* ACTIVITY *
Identify all lines in the data containing the string "this". Copy them out.

==== ENTRIES PROVIDED ====

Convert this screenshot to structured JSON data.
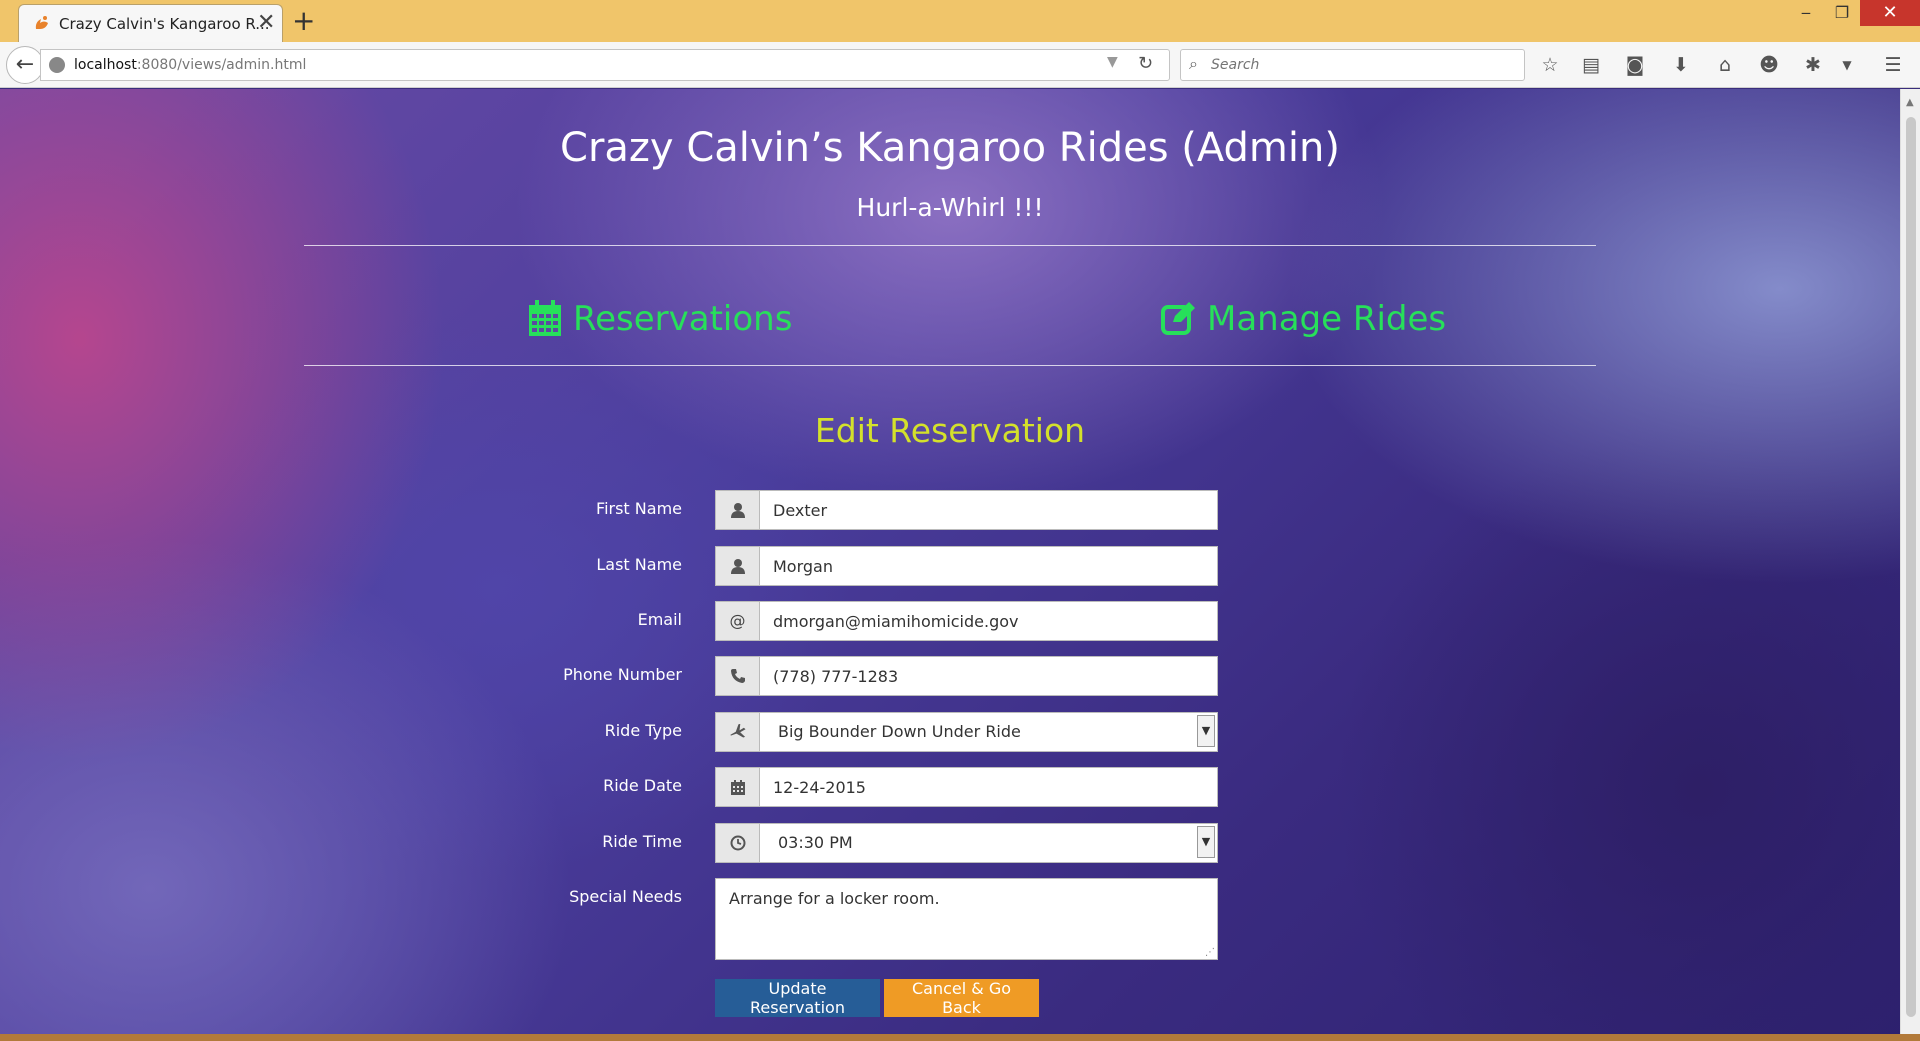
{
  "browser": {
    "tab_title": "Crazy Calvin's Kangaroo R...",
    "tab_close": "✕",
    "new_tab": "+",
    "window_controls": {
      "minimize": "‒",
      "maximize": "❐",
      "close": "✕"
    },
    "url_host": "localhost",
    "url_rest": ":8080/views/admin.html",
    "search_placeholder": "Search",
    "toolbar_icons": [
      "star-icon",
      "reading-list-icon",
      "pocket-icon",
      "download-icon",
      "home-icon",
      "smiley-icon",
      "extension-icon",
      "dropdown-icon",
      "menu-icon"
    ]
  },
  "header": {
    "title": "Crazy Calvin’s Kangaroo Rides (Admin)",
    "subtitle": "Hurl-a-Whirl !!!"
  },
  "nav": {
    "reservations": "Reservations",
    "manage_rides": "Manage Rides"
  },
  "form": {
    "title": "Edit Reservation",
    "first_name": {
      "label": "First Name",
      "value": "Dexter"
    },
    "last_name": {
      "label": "Last Name",
      "value": "Morgan"
    },
    "email": {
      "label": "Email",
      "addon": "@",
      "value": "dmorgan@miamihomicide.gov"
    },
    "phone": {
      "label": "Phone Number",
      "value": "(778) 777-1283"
    },
    "ride_type": {
      "label": "Ride Type",
      "value": "Big Bounder Down Under Ride"
    },
    "ride_date": {
      "label": "Ride Date",
      "value": "12-24-2015"
    },
    "ride_time": {
      "label": "Ride Time",
      "value": "03:30 PM"
    },
    "special_needs": {
      "label": "Special Needs",
      "value": "Arrange for a locker room."
    },
    "update_button": "Update Reservation",
    "cancel_button": "Cancel & Go Back"
  },
  "colors": {
    "nav_link": "#27e05a",
    "form_title": "#d4e12b",
    "update_button": "#265d97",
    "cancel_button": "#ef9b25",
    "tab_bar": "#f0c56a"
  }
}
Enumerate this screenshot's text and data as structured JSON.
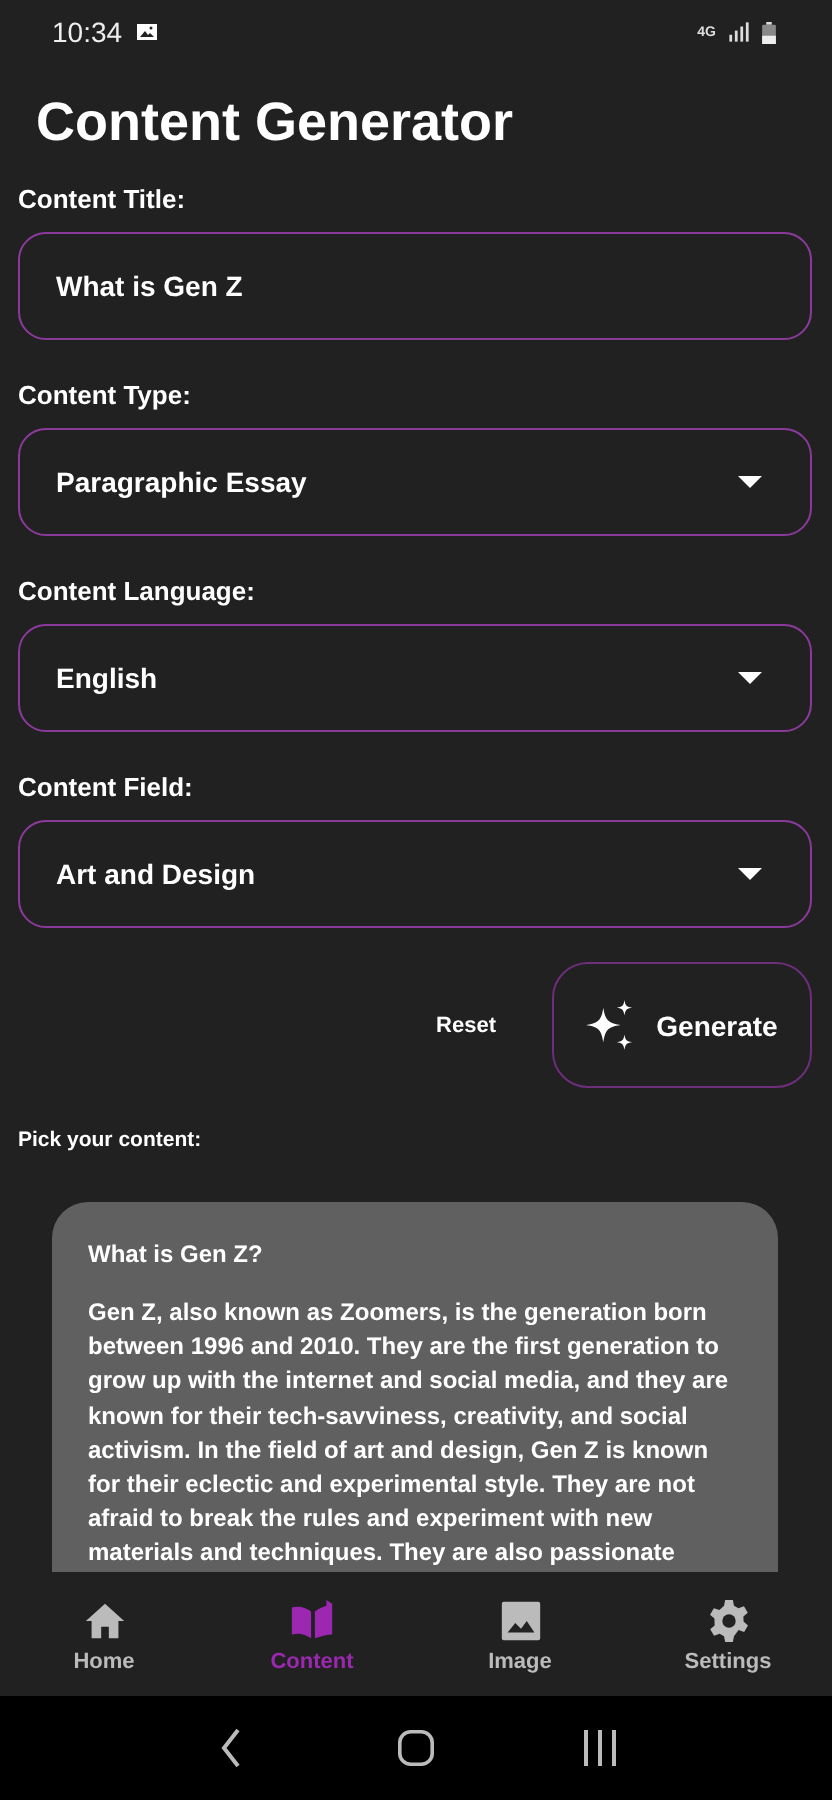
{
  "status_bar": {
    "time": "10:34",
    "network": "4G"
  },
  "title": "Content Generator",
  "fields": [
    {
      "kind": "text",
      "label": "Content Title:",
      "value": "What is Gen Z"
    },
    {
      "kind": "dropdown",
      "label": "Content Type:",
      "value": "Paragraphic Essay"
    },
    {
      "kind": "dropdown",
      "label": "Content Language:",
      "value": "English"
    },
    {
      "kind": "dropdown",
      "label": "Content Field:",
      "value": "Art and Design"
    }
  ],
  "actions": {
    "reset": "Reset",
    "generate": "Generate"
  },
  "pick_label": "Pick your content:",
  "content_card": {
    "title": "What is Gen Z?",
    "body": "Gen Z, also known as Zoomers, is the generation born between 1996 and 2010. They are the first generation to grow up with the internet and social media, and they are known for their tech-savviness, creativity, and social activism. In the field of art and design, Gen Z is known for their eclectic and experimental style. They are not afraid to break the rules and experiment with new materials and techniques. They are also passionate"
  },
  "nav": [
    {
      "kind": "home",
      "label": "Home",
      "selected": false
    },
    {
      "kind": "content",
      "label": "Content",
      "selected": true
    },
    {
      "kind": "image",
      "label": "Image",
      "selected": false
    },
    {
      "kind": "settings",
      "label": "Settings",
      "selected": false
    }
  ]
}
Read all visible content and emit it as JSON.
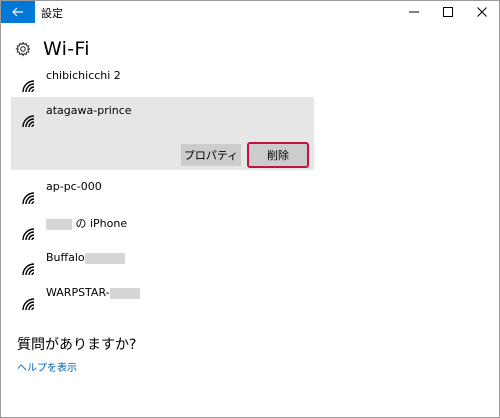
{
  "window": {
    "title": "設定"
  },
  "titlebar": {
    "back_icon": "arrow-left-icon",
    "minimize_icon": "minimize-icon",
    "maximize_icon": "maximize-icon",
    "close_icon": "close-icon",
    "accent_color": "#0078d7"
  },
  "header": {
    "icon": "gear-icon",
    "title": "Wi-Fi"
  },
  "networks": [
    {
      "name": "chibichicchi 2",
      "icon": "wifi-icon"
    },
    {
      "name": "atagawa-prince",
      "icon": "wifi-icon",
      "selected": true,
      "properties_label": "プロパティ",
      "delete_label": "削除"
    },
    {
      "name": "ap-pc-000",
      "icon": "wifi-icon"
    },
    {
      "name_suffix": "の iPhone",
      "icon": "wifi-icon"
    },
    {
      "name_prefix": "Buffalo",
      "icon": "wifi-icon"
    },
    {
      "name_prefix": "WARPSTAR-",
      "icon": "wifi-icon"
    }
  ],
  "help": {
    "heading": "質問がありますか?",
    "link": "ヘルプを表示"
  },
  "colors": {
    "selected_bg": "#e6e6e6",
    "delete_outline": "#c0143c",
    "link": "#0063b1"
  }
}
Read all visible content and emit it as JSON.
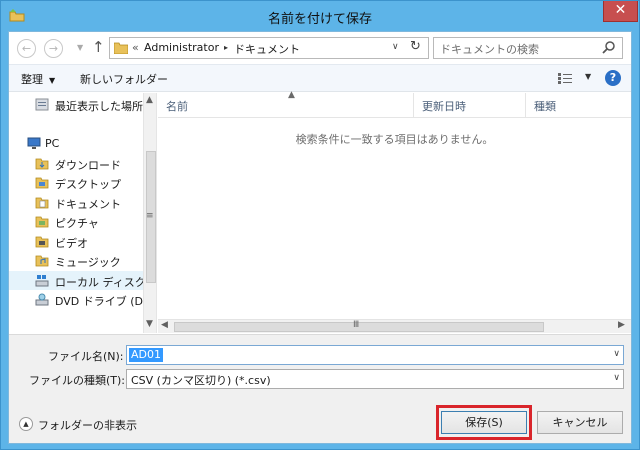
{
  "window": {
    "title": "名前を付けて保存",
    "close_label": "✕"
  },
  "address_bar": {
    "overflow": "«",
    "crumbs": [
      "Administrator",
      "ドキュメント"
    ],
    "separator": "▸"
  },
  "search": {
    "placeholder": "ドキュメントの検索"
  },
  "toolbar": {
    "organize_label": "整理",
    "organize_caret": "▼",
    "new_folder_label": "新しいフォルダー",
    "view_caret": "▼",
    "help_label": "?"
  },
  "nav_pane": {
    "items": [
      {
        "label": "最近表示した場所",
        "icon": "recent-places-icon"
      },
      {
        "label": "PC",
        "icon": "pc-icon"
      },
      {
        "label": "ダウンロード",
        "icon": "downloads-folder-icon"
      },
      {
        "label": "デスクトップ",
        "icon": "desktop-folder-icon"
      },
      {
        "label": "ドキュメント",
        "icon": "documents-folder-icon"
      },
      {
        "label": "ピクチャ",
        "icon": "pictures-folder-icon"
      },
      {
        "label": "ビデオ",
        "icon": "videos-folder-icon"
      },
      {
        "label": "ミュージック",
        "icon": "music-folder-icon"
      },
      {
        "label": "ローカル ディスク (C",
        "icon": "local-disk-icon"
      },
      {
        "label": "DVD ドライブ (D:)",
        "icon": "dvd-drive-icon"
      }
    ],
    "selected_index": 8
  },
  "file_list": {
    "columns": [
      "名前",
      "更新日時",
      "種類"
    ],
    "empty_message": "検索条件に一致する項目はありません。"
  },
  "form": {
    "filename_label": "ファイル名(N):",
    "filename_value": "AD01",
    "filetype_label": "ファイルの種類(T):",
    "filetype_value": "CSV (カンマ区切り) (*.csv)"
  },
  "footer": {
    "hide_folders_label": "フォルダーの非表示",
    "save_label": "保存(S)",
    "cancel_label": "キャンセル"
  },
  "colors": {
    "title_bar": "#5db4e8",
    "close_button": "#c74f4f",
    "highlight_border": "#d9252b",
    "selection": "#3399ff"
  }
}
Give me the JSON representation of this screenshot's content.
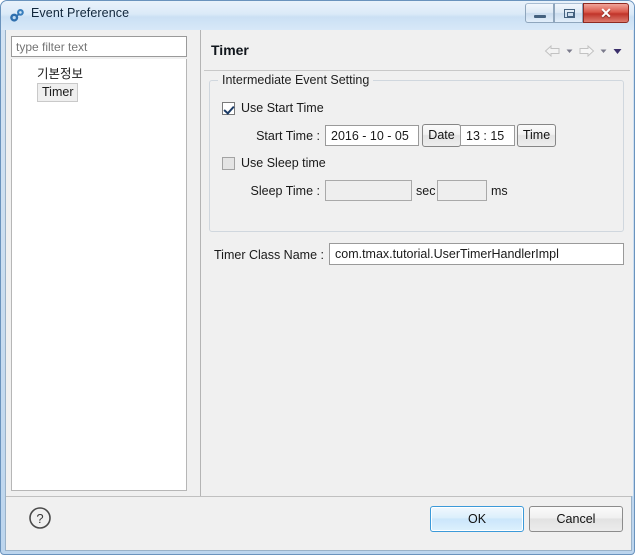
{
  "window": {
    "title": "Event Preference",
    "icon": "preference-icon",
    "controls": {
      "minimize": "minimize-icon",
      "maximize": "maximize-icon",
      "close": "✕"
    }
  },
  "sidebar": {
    "filter": {
      "value": "",
      "placeholder": "type filter text"
    },
    "tree": [
      {
        "label": "기본정보",
        "selected": false
      },
      {
        "label": "Timer",
        "selected": true
      }
    ]
  },
  "page": {
    "title": "Timer",
    "nav": {
      "back": "back-arrow-icon",
      "back_menu": "chevron-down-icon",
      "forward": "forward-arrow-icon",
      "forward_menu": "chevron-down-icon",
      "menu": "chevron-down-icon"
    },
    "group": {
      "legend": "Intermediate Event Setting",
      "use_start_time": {
        "label": "Use Start Time",
        "checked": true
      },
      "start_time": {
        "label": "Start Time :",
        "date_value": "2016 - 10 - 05",
        "date_button": "Date",
        "time_value": "13 : 15",
        "time_button": "Time"
      },
      "use_sleep_time": {
        "label": "Use Sleep time",
        "checked": false
      },
      "sleep_time": {
        "label": "Sleep Time :",
        "sec_value": "",
        "sec_unit": "sec",
        "ms_value": "",
        "ms_unit": "ms"
      }
    },
    "class_name": {
      "label": "Timer Class Name :",
      "value": "com.tmax.tutorial.UserTimerHandlerImpl"
    }
  },
  "footer": {
    "help": "help-icon",
    "ok": "OK",
    "cancel": "Cancel"
  },
  "colors": {
    "accent": "#3c9ad9",
    "title_gradient_top": "#e9f2fb",
    "close_button": "#c0342a",
    "panel_bg": "#f0f0f0"
  }
}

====

* TASK ANSWER *
Convert this screenshot to structured JSON data.
Enumerate this screenshot's text and data as structured JSON.
Give me the JSON representation of this screenshot's content.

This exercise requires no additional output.